Additional Resources for Mental Health Emergency Response

For social workers who are embarking on careers as police social workers or who are interested in improving their skills in this arena, the following organizations offer resources for success:

  • The International Crisis Intervention Team offers resources that outline best practices for communities starting intervention efforts, plus how to sustain them.
  • The National Alliance on Mental Illness provides information on how community intervention teams can expand their programs to meet young people’s specialized needs.
  • The Bureau of Justice Assistance, an agency of the U.S. Department of Justice, offers resources for law enforcement professionals interested in partnering with service providers, police social workers, and other advocates.

Discover a Career as a Police Social Worker

Social workers speak for people during challenging circumstances. They help underrepresented people survive the fallout of crime, trauma, or addiction.

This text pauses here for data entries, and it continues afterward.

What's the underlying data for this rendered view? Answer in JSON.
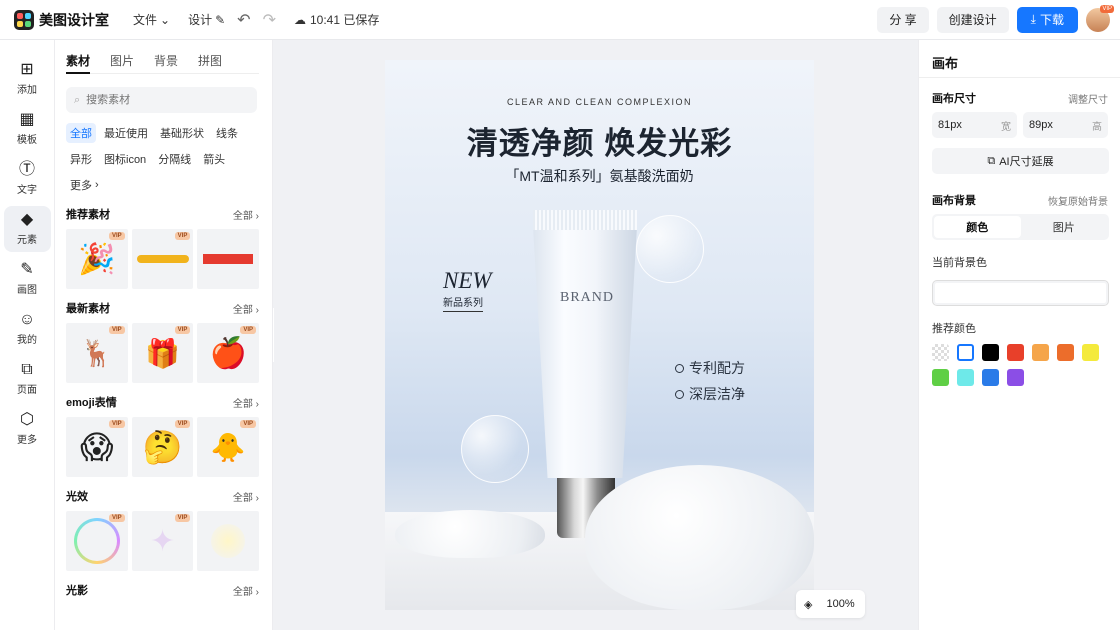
{
  "header": {
    "app_name": "美图设计室",
    "menu_file": "文件",
    "menu_design": "设计",
    "save_status": "10:41 已保存",
    "share_label": "分 享",
    "create_label": "创建设计",
    "download_label": "下载",
    "avatar_badge": "VIP"
  },
  "rail": [
    {
      "label": "添加",
      "icon": "plus-square-icon"
    },
    {
      "label": "模板",
      "icon": "layout-icon"
    },
    {
      "label": "文字",
      "icon": "text-icon"
    },
    {
      "label": "元素",
      "icon": "shapes-icon"
    },
    {
      "label": "画图",
      "icon": "pencil-icon"
    },
    {
      "label": "我的",
      "icon": "user-icon"
    },
    {
      "label": "页面",
      "icon": "page-icon"
    },
    {
      "label": "更多",
      "icon": "cube-icon"
    }
  ],
  "panel": {
    "tabs": [
      "素材",
      "图片",
      "背景",
      "拼图"
    ],
    "search_placeholder": "搜索素材",
    "chips": [
      "全部",
      "最近使用",
      "基础形状",
      "线条",
      "异形",
      "图标icon",
      "分隔线",
      "箭头",
      "更多"
    ],
    "all_label": "全部",
    "vip_label": "VIP",
    "sections": [
      {
        "title": "推荐素材"
      },
      {
        "title": "最新素材"
      },
      {
        "title": "emoji表情"
      },
      {
        "title": "光效"
      },
      {
        "title": "光影"
      }
    ]
  },
  "artboard": {
    "subtitle": "CLEAR AND CLEAN COMPLEXION",
    "title": "清透净颜 焕发光彩",
    "desc": "「MT温和系列」氨基酸洗面奶",
    "new_label": "NEW",
    "new_cn": "新品系列",
    "brand": "BRAND",
    "feature_1": "专利配方",
    "feature_2": "深层洁净"
  },
  "zoom": {
    "level": "100%"
  },
  "right": {
    "title": "画布",
    "size_label": "画布尺寸",
    "adjust_size": "调整尺寸",
    "width_value": "81px",
    "width_unit": "宽",
    "height_value": "89px",
    "height_unit": "高",
    "ai_extend": "AI尺寸延展",
    "bg_label": "画布背景",
    "restore_bg": "恢复原始背景",
    "seg_color": "颜色",
    "seg_image": "图片",
    "current_bg": "当前背景色",
    "recommend": "推荐颜色",
    "colors": [
      "transparent",
      "#ffffff",
      "#000000",
      "#e8402a",
      "#f5a54a",
      "#ec6d2b",
      "#f4ea3c",
      "#5fcf45",
      "#6ee9e9",
      "#2a7be8",
      "#8b4ee6"
    ]
  }
}
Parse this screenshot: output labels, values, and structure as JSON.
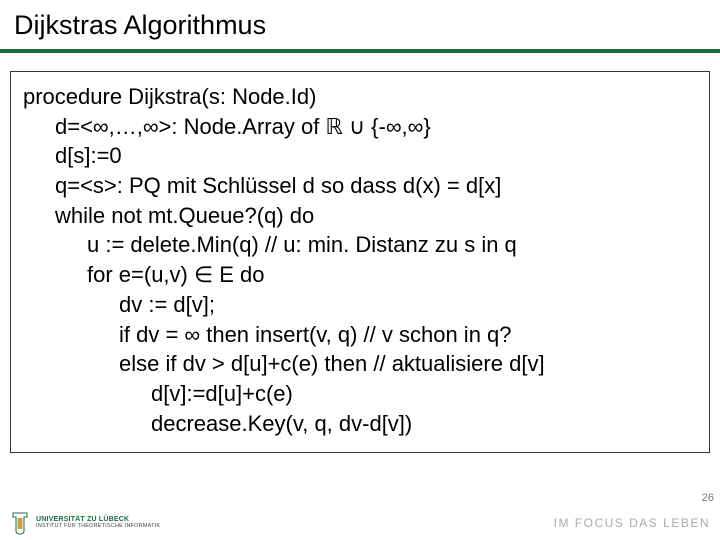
{
  "title": "Dijkstras Algorithmus",
  "code": {
    "l1": "procedure Dijkstra(s: Node.Id)",
    "l2": "d=<∞,…,∞>: Node.Array of ℝ ∪ {-∞,∞}",
    "l3": "d[s]:=0",
    "l4": "q=<s>: PQ mit Schlüssel d so dass d(x) = d[x]",
    "l5": "while not mt.Queue?(q) do",
    "l6": "u := delete.Min(q)  // u: min. Distanz zu s in q",
    "l7": "for e=(u,v) ∈ E do",
    "l8": "dv := d[v];",
    "l9": "if dv = ∞ then insert(v, q) // v schon in q?",
    "l10": "else if dv > d[u]+c(e) then // aktualisiere d[v]",
    "l11": "d[v]:=d[u]+c(e)",
    "l12": "decrease.Key(v, q, dv-d[v])"
  },
  "footer": {
    "uni_name": "UNIVERSITÄT ZU LÜBECK",
    "uni_sub": "INSTITUT FÜR THEORETISCHE INFORMATIK",
    "tagline": "IM FOCUS DAS LEBEN"
  },
  "page_number": "26",
  "colors": {
    "accent": "#196d41"
  }
}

For individuals considering a career in police social work, Maryville University offers a cutting-edge education. The university’s program supports students in their calling to uphold the dignity and well-being of people undergoing tough times. The dedication to see a community through immediate crises and beyond gains traction and meaning at Maryville.

Be brave. Learn where social work practice is put into action through a focus on social justice and ethics, intimate field observation, and a broad-ranging curriculum as varied as the people you’ll serve.

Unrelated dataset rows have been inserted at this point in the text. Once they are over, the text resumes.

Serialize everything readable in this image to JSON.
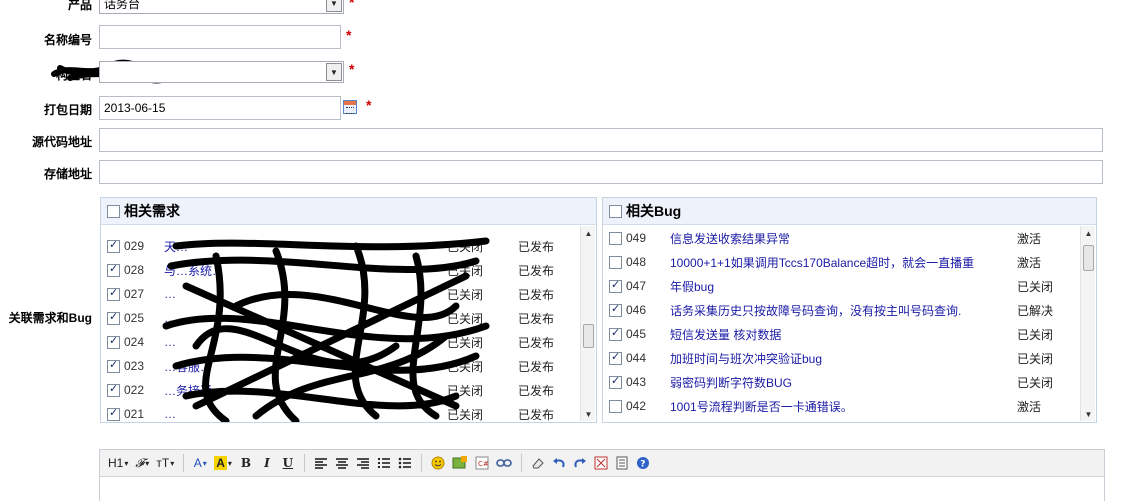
{
  "form": {
    "product": {
      "label": "产品",
      "value": "话务台"
    },
    "name_code": {
      "label": "名称编号",
      "value": ""
    },
    "build": {
      "label": "构建名",
      "value": ""
    },
    "pack_date": {
      "label": "打包日期",
      "value": "2013-06-15"
    },
    "source_url": {
      "label": "源代码地址",
      "value": ""
    },
    "storage_url": {
      "label": "存储地址",
      "value": ""
    },
    "relate": {
      "label": "关联需求和Bug"
    },
    "required_mark": "*"
  },
  "stories_panel": {
    "title": "相关需求",
    "rows": [
      {
        "id": "029",
        "checked": true,
        "title": "天…",
        "status1": "已关闭",
        "status2": "已发布"
      },
      {
        "id": "028",
        "checked": true,
        "title": "与…系统…",
        "status1": "已关闭",
        "status2": "已发布"
      },
      {
        "id": "027",
        "checked": true,
        "title": "…",
        "status1": "已关闭",
        "status2": "已发布"
      },
      {
        "id": "025",
        "checked": true,
        "title": "…",
        "status1": "已关闭",
        "status2": "已发布"
      },
      {
        "id": "024",
        "checked": true,
        "title": "…",
        "status1": "已关闭",
        "status2": "已发布"
      },
      {
        "id": "023",
        "checked": true,
        "title": "…客服…",
        "status1": "已关闭",
        "status2": "已发布"
      },
      {
        "id": "022",
        "checked": true,
        "title": "…务接通…",
        "status1": "已关闭",
        "status2": "已发布"
      },
      {
        "id": "021",
        "checked": true,
        "title": "…",
        "status1": "已关闭",
        "status2": "已发布"
      }
    ]
  },
  "bugs_panel": {
    "title": "相关Bug",
    "rows": [
      {
        "id": "049",
        "checked": false,
        "title": "信息发送收索结果异常",
        "status": "激活"
      },
      {
        "id": "048",
        "checked": false,
        "title": "10000+1+1如果调用Tccs170Balance超时，就会一直播重",
        "status": "激活"
      },
      {
        "id": "047",
        "checked": true,
        "title": "年假bug",
        "status": "已关闭"
      },
      {
        "id": "046",
        "checked": true,
        "title": "话务采集历史只按故障号码查询，没有按主叫号码查询.",
        "status": "已解决"
      },
      {
        "id": "045",
        "checked": true,
        "title": "短信发送量 核对数据",
        "status": "已关闭"
      },
      {
        "id": "044",
        "checked": true,
        "title": "加班时间与班次冲突验证bug",
        "status": "已关闭"
      },
      {
        "id": "043",
        "checked": true,
        "title": "弱密码判断字符数BUG",
        "status": "已关闭"
      },
      {
        "id": "042",
        "checked": false,
        "title": "1001号流程判断是否一卡通错误。",
        "status": "激活"
      }
    ]
  },
  "toolbar": {
    "heading": "H1",
    "font": "𝓕",
    "size": "тT",
    "font_color": "A",
    "highlight": "A",
    "bold": "B",
    "italic": "I",
    "underline": "U"
  }
}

Discover how Maryville’s online Bachelor of Social Work can help you serve communities in crisis.

Recommended Reading

BSW vs. MSW: Exploring Two Social Work Degrees

How Future Police Officers Will Adapt to Trends in Law Enforcement

Mental Health Counseling vs. Social Work


Bureau of Justice Assistance, Police-Mental Health Collaboration (PMHC) Toolkit

City and County of Denver, Support Team Assisted Response (STAR) Program

Climate.gov, “2010-2019: A Landmark Decade of U.S. Billion-Dollar Weather and Climate Disasters”

Council on Criminal Justice, Pandemic, Social Unrest, and Crime in U.S. Cities: Mid-Year 2022 Update

Crisis Assistance Helping Out on the Streets, CAHOOTS

The Detroit News, “Opinion: Police Should Partner with Social Workers”

The Guardian, “The U.S. Police Department that Decided to Hire Social Workers”

Houston Chronicle, “Career as a Police Social Worker”

The Intercept, “What Drove the Historically Large Murder Spike in 2020?”

International Crisis Intervention TeamCIT International, CIT International’s Guide to Best Practices in Mental Health Crisis Response

LISC, “Co-Response: How Police and Mental Health Workers Are Answering 911 Calls with Care”

Meadows Mental Health Policy Institute, Dallas Launches Coordinated Response Program for Behavioral Health Calls

Medical Group Management Association, “Better Together: Maximizing the Benefits of Behavioral Health in a Co-Responder Program”

National Alliance on Mental Health, Crisis Intervention Team (CIT) Programs

National Alliance on Mental Health, Designing CIT Programs for Youth

Nature Public Health Emergency Collection, “Has COVID-19 Changed Crime? Crime Rates in the United States During the Pandemic”

NPR, “Removing Cops From Behavioral Crisis Calls: ‘We Need to Change the Model’”

The Washington Post, Fatal Force

ZipRecruiter, Police Social Worker Salary

Be Brave

Bring us your ambition and we’ll guide you along a personalized path to a quality education that’s designed to change your life.